As we celebrate Texas Chicken Fried Steak Day (October 26th) all across the great state raise their tongs as they pay homage to this fine example of Texan ingenuity and deliciousness.
We asked Jonathon Erdeljac, owner of both Jonathon’s in Oak Cliff, his secret of how he ended up making a fine example of the CFS in his restaurants. Jonathon gave us this:
“First day I ever worked in a kitchen, true story… walk in at 9am, I was somewhere between 14 and 15. First thing I have to do is sweep and mop the floors, finish that up and Claire (the owner) tells me to go to the store room and grab the black bin and 4 boxes of saltine crackers.
Grab all that, head into the small closet, I mean kitchen, where I find cube steaks and buttermilk waiting for me. So, dry wet dry- Seasoned flour, buttermilk, and the black bin of crushed saltines. I flour the steak, buttermilk, and beat that into the crackers until it doubles in size. Deep fry, and smother in pepper gravy, that’s how I learned it.
Now I have worked for many other people, made chicken fried steak many, many ways, but when I opened my restaurant it was the only way I ever considered selling it. The first thing I ever prepped in a professional kitchen was Chicken Fried Steak, and I’m still doin’ it almost 30 years later the same way”.
We have a great recipe for elk below, but you could use any meat from bottom round to tenderloin.
• 2 to 2 ½ lbs elk roast, trimmed (any venison will work)
• Salt and freshly ground black pepper to taste
• 2 cups all-purpose flour
• 2 Tbsp Corn starch
• 1 tsp smoked paprika
• 1 tsp garlic powder
• 1 tsp black pepper
• 4 whole eggs, beaten
• ½ cup vegetable or fryer oil
• 2 Tbsp butter
• 2 cups chicken broth
• ⅔ cup milk
• 1 tsp fresh thyme, chopped or ½ tsp dried
1. Slice roast into ½-inch pieces, against the grain, and sprinkle salt and pepper on both sides.
2. Put the elk pieces between two layers of plastic wrap, and pound out with a mallet or other heavy object to flatten into ¼-inch thick pieces. Use a tenderizing knife to further break up the fibers, if desired.
3. In a small bowl, combine the flour, corn starch, paprika, garlic powder and black pepper.
4. Put beaten egg and seasoned flour into separate shallow dishes. Dredge the meat in the flour, then the egg, then the flour again. Set dredged meat aside for at least 15 minutes to set.
5. Heat about a ¼ cup of oil over medium-high heat in a 14-inch cast iron Camp Chef skillet. Fry the elk on both sides, until golden brown, about 3-4 minutes per side and add oil to the pan as needed between batches.
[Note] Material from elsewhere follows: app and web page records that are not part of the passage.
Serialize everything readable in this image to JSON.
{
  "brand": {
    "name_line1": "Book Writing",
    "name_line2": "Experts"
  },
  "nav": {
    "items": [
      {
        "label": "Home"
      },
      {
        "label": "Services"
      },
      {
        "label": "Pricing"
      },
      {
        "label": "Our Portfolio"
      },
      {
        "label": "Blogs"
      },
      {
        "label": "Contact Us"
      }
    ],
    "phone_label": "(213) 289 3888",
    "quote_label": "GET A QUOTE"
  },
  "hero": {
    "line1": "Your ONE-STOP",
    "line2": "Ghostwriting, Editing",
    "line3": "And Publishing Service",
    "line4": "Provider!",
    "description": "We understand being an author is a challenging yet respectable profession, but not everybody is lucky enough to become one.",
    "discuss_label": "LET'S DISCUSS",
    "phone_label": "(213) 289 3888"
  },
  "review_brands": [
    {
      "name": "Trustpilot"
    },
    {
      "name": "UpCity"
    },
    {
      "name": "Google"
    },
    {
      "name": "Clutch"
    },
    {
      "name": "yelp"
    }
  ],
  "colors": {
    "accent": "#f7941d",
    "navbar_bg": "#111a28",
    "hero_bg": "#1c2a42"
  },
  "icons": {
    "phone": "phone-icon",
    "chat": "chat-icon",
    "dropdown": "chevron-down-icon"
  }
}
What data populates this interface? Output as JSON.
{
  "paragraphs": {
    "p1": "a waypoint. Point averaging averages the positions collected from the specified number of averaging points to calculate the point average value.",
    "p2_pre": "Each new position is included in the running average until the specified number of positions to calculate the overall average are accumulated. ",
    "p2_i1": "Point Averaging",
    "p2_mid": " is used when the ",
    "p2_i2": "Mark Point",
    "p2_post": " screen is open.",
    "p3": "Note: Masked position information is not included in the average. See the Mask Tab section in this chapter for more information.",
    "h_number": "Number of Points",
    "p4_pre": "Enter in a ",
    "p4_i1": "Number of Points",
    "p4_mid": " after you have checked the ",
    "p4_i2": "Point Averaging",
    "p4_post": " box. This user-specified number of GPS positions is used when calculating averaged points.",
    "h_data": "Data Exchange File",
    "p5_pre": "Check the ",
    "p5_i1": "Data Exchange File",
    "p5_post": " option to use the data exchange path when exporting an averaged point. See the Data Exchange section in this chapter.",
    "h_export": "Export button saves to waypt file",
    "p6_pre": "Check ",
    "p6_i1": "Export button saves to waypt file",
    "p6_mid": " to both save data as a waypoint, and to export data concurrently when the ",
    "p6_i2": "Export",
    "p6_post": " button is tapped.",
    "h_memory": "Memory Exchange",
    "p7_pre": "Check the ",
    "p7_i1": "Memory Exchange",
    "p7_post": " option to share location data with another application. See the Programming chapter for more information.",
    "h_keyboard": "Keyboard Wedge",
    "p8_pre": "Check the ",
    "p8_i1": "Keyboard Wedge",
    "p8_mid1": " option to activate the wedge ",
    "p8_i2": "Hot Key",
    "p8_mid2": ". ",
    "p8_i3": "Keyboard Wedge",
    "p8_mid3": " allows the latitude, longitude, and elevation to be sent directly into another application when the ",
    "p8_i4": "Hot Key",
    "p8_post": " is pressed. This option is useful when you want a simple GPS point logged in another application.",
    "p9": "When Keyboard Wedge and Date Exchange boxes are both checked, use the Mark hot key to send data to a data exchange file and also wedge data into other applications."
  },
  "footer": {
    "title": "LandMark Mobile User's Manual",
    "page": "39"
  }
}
Place steaks on a wire rack set on a baking sheet, and keep warm in an oven set to 250°.
Steps for Making Gravy
1. Take the frying pan and remaining oil you browned the steaks in and heat to medium. There should still be a visible layer of oil in the pan. Add 2 Tbsp butter and as it melts, whisk in 3 Tbsp flour and make a roux and cook for 2 minutes.
2. Deglaze the pan with 2 cups of chicken broth, whisking continually to produce a smooth base for the gravy.
3. When the gravy starts to boil, add milk and fresh thyme and bring to a simmer. The gravy should be thick and ready to serve over the elk.